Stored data
-- -- --

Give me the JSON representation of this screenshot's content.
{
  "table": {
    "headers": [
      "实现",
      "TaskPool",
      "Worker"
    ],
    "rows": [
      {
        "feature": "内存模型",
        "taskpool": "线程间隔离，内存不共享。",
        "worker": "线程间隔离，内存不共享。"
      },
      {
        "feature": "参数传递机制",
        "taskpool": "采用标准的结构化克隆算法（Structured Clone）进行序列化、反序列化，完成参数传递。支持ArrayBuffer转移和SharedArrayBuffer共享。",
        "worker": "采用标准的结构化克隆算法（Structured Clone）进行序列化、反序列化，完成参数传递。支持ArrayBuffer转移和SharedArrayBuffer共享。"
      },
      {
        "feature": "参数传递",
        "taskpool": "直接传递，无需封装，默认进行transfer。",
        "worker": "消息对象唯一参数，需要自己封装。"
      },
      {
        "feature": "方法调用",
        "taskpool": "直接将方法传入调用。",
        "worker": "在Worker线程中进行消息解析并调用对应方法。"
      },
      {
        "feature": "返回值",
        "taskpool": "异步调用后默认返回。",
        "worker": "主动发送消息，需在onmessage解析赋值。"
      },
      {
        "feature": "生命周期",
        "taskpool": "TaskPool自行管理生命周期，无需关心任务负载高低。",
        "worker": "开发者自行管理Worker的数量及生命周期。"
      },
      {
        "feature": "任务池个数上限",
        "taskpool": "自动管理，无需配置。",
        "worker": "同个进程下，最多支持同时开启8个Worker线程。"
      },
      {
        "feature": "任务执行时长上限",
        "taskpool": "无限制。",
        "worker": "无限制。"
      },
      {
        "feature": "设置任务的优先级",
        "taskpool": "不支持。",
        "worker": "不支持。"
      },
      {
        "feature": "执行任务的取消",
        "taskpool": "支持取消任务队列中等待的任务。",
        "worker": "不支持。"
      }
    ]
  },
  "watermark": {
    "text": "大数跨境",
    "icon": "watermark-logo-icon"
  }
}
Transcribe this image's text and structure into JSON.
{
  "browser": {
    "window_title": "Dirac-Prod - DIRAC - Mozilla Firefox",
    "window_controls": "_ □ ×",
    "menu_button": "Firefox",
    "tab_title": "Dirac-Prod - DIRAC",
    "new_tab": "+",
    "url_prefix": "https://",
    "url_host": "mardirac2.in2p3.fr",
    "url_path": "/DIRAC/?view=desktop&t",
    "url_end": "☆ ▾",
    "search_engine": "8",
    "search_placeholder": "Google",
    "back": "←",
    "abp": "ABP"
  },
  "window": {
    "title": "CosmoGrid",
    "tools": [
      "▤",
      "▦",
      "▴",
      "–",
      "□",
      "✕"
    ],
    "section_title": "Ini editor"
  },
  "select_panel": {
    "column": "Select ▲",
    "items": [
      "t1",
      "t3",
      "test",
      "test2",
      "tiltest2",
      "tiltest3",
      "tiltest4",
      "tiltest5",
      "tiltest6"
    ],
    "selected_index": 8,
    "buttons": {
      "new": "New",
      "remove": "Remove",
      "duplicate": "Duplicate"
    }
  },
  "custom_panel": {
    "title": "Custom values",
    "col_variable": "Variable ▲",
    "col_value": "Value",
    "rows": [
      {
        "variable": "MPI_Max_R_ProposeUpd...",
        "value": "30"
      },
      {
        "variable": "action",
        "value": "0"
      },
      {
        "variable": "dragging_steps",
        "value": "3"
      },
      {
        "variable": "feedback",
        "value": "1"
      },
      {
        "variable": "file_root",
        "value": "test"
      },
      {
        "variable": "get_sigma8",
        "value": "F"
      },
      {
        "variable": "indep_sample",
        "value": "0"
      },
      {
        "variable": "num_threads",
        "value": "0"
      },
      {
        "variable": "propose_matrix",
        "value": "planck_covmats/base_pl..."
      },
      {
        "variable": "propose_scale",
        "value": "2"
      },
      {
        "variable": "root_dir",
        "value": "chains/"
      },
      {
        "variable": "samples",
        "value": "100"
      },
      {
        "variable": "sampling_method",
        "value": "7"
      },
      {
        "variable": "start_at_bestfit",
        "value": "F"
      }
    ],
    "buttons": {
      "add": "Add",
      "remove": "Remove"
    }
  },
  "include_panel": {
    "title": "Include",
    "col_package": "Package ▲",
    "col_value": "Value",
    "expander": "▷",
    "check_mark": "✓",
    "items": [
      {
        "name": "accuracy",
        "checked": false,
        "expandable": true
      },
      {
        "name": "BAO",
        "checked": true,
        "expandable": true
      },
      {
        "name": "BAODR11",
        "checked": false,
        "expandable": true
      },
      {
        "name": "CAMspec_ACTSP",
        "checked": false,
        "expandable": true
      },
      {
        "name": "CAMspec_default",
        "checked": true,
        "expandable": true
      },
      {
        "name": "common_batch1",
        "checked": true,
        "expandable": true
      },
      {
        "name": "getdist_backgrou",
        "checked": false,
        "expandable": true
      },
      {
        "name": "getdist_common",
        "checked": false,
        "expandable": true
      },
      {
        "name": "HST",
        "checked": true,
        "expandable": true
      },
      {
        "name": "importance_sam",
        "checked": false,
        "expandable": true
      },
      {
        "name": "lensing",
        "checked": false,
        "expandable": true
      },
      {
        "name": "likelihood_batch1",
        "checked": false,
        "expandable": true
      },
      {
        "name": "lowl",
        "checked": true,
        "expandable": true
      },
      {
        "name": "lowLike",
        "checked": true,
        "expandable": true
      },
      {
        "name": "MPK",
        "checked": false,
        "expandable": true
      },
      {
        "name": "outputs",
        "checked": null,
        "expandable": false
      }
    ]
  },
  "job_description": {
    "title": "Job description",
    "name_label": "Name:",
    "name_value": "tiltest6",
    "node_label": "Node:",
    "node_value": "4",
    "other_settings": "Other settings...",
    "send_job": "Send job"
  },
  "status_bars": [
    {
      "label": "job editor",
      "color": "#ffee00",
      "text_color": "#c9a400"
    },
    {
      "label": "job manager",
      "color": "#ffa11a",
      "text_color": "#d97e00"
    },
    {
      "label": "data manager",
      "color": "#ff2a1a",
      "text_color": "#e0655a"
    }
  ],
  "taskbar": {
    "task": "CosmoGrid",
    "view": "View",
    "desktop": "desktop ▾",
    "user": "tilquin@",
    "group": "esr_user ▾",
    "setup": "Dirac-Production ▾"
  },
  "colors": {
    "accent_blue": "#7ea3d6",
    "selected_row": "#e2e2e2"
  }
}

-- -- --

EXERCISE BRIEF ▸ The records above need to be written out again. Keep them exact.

EXERCISE ANSWER ▸
Give me the JSON representation of this screenshot's content.
{
  "table": {
    "headers": [
      "实现",
      "TaskPool",
      "Worker"
    ],
    "rows": [
      {
        "feature": "内存模型",
        "taskpool": "线程间隔离，内存不共享。",
        "worker": "线程间隔离，内存不共享。"
      },
      {
        "feature": "参数传递机制",
        "taskpool": "采用标准的结构化克隆算法（Structured Clone）进行序列化、反序列化，完成参数传递。支持ArrayBuffer转移和SharedArrayBuffer共享。",
        "worker": "采用标准的结构化克隆算法（Structured Clone）进行序列化、反序列化，完成参数传递。支持ArrayBuffer转移和SharedArrayBuffer共享。"
      },
      {
        "feature": "参数传递",
        "taskpool": "直接传递，无需封装，默认进行transfer。",
        "worker": "消息对象唯一参数，需要自己封装。"
      },
      {
        "feature": "方法调用",
        "taskpool": "直接将方法传入调用。",
        "worker": "在Worker线程中进行消息解析并调用对应方法。"
      },
      {
        "feature": "返回值",
        "taskpool": "异步调用后默认返回。",
        "worker": "主动发送消息，需在onmessage解析赋值。"
      },
      {
        "feature": "生命周期",
        "taskpool": "TaskPool自行管理生命周期，无需关心任务负载高低。",
        "worker": "开发者自行管理Worker的数量及生命周期。"
      },
      {
        "feature": "任务池个数上限",
        "taskpool": "自动管理，无需配置。",
        "worker": "同个进程下，最多支持同时开启8个Worker线程。"
      },
      {
        "feature": "任务执行时长上限",
        "taskpool": "无限制。",
        "worker": "无限制。"
      },
      {
        "feature": "设置任务的优先级",
        "taskpool": "不支持。",
        "worker": "不支持。"
      },
      {
        "feature": "执行任务的取消",
        "taskpool": "支持取消任务队列中等待的任务。",
        "worker": "不支持。"
      }
    ]
  },
  "watermark": {
    "text": "大数跨境",
    "icon": "watermark-logo-icon"
  }
}
Transcribe this image's text and structure into JSON.
{
  "browser": {
    "window_title": "Dirac-Prod - DIRAC - Mozilla Firefox",
    "window_controls": "_ □ ×",
    "menu_button": "Firefox",
    "tab_title": "Dirac-Prod - DIRAC",
    "new_tab": "+",
    "url_prefix": "https://",
    "url_host": "mardirac2.in2p3.fr",
    "url_path": "/DIRAC/?view=desktop&t",
    "url_end": "☆ ▾",
    "search_engine": "8",
    "search_placeholder": "Google",
    "back": "←",
    "abp": "ABP"
  },
  "window": {
    "title": "CosmoGrid",
    "tools": [
      "▤",
      "▦",
      "▴",
      "–",
      "□",
      "✕"
    ],
    "section_title": "Ini editor"
  },
  "select_panel": {
    "column": "Select ▲",
    "items": [
      "t1",
      "t3",
      "test",
      "test2",
      "tiltest2",
      "tiltest3",
      "tiltest4",
      "tiltest5",
      "tiltest6"
    ],
    "selected_index": 8,
    "buttons": {
      "new": "New",
      "remove": "Remove",
      "duplicate": "Duplicate"
    }
  },
  "custom_panel": {
    "title": "Custom values",
    "col_variable": "Variable ▲",
    "col_value": "Value",
    "rows": [
      {
        "variable": "MPI_Max_R_ProposeUpd...",
        "value": "30"
      },
      {
        "variable": "action",
        "value": "0"
      },
      {
        "variable": "dragging_steps",
        "value": "3"
      },
      {
        "variable": "feedback",
        "value": "1"
      },
      {
        "variable": "file_root",
        "value": "test"
      },
      {
        "variable": "get_sigma8",
        "value": "F"
      },
      {
        "variable": "indep_sample",
        "value": "0"
      },
      {
        "variable": "num_threads",
        "value": "0"
      },
      {
        "variable": "propose_matrix",
        "value": "planck_covmats/base_pl..."
      },
      {
        "variable": "propose_scale",
        "value": "2"
      },
      {
        "variable": "root_dir",
        "value": "chains/"
      },
      {
        "variable": "samples",
        "value": "100"
      },
      {
        "variable": "sampling_method",
        "value": "7"
      },
      {
        "variable": "start_at_bestfit",
        "value": "F"
      }
    ],
    "buttons": {
      "add": "Add",
      "remove": "Remove"
    }
  },
  "include_panel": {
    "title": "Include",
    "col_package": "Package ▲",
    "col_value": "Value",
    "expander": "▷",
    "check_mark": "✓",
    "items": [
      {
        "name": "accuracy",
        "checked": false,
        "expandable": true
      },
      {
        "name": "BAO",
        "checked": true,
        "expandable": true
      },
      {
        "name": "BAODR11",
        "checked": false,
        "expandable": true
      },
      {
        "name": "CAMspec_ACTSP",
        "checked": false,
        "expandable": true
      },
      {
        "name": "CAMspec_default",
        "checked": true,
        "expandable": true
      },
      {
        "name": "common_batch1",
        "checked": true,
        "expandable": true
      },
      {
        "name": "getdist_backgrou",
        "checked": false,
        "expandable": true
      },
      {
        "name": "getdist_common",
        "checked": false,
        "expandable": true
      },
      {
        "name": "HST",
        "checked": true,
        "expandable": true
      },
      {
        "name": "importance_sam",
        "checked": false,
        "expandable": true
      },
      {
        "name": "lensing",
        "checked": false,
        "expandable": true
      },
      {
        "name": "likelihood_batch1",
        "checked": false,
        "expandable": true
      },
      {
        "name": "lowl",
        "checked": true,
        "expandable": true
      },
      {
        "name": "lowLike",
        "checked": true,
        "expandable": true
      },
      {
        "name": "MPK",
        "checked": false,
        "expandable": true
      },
      {
        "name": "outputs",
        "checked": null,
        "expandable": false
      }
    ]
  },
  "job_description": {
    "title": "Job description",
    "name_label": "Name:",
    "name_value": "tiltest6",
    "node_label": "Node:",
    "node_value": "4",
    "other_settings": "Other settings...",
    "send_job": "Send job"
  },
  "status_bars": [
    {
      "label": "job editor",
      "color": "#ffee00",
      "text_color": "#c9a400"
    },
    {
      "label": "job manager",
      "color": "#ffa11a",
      "text_color": "#d97e00"
    },
    {
      "label": "data manager",
      "color": "#ff2a1a",
      "text_color": "#e0655a"
    }
  ],
  "taskbar": {
    "task": "CosmoGrid",
    "view": "View",
    "desktop": "desktop ▾",
    "user": "tilquin@",
    "group": "esr_user ▾",
    "setup": "Dirac-Production ▾"
  },
  "colors": {
    "accent_blue": "#7ea3d6",
    "selected_row": "#e2e2e2"
  }
}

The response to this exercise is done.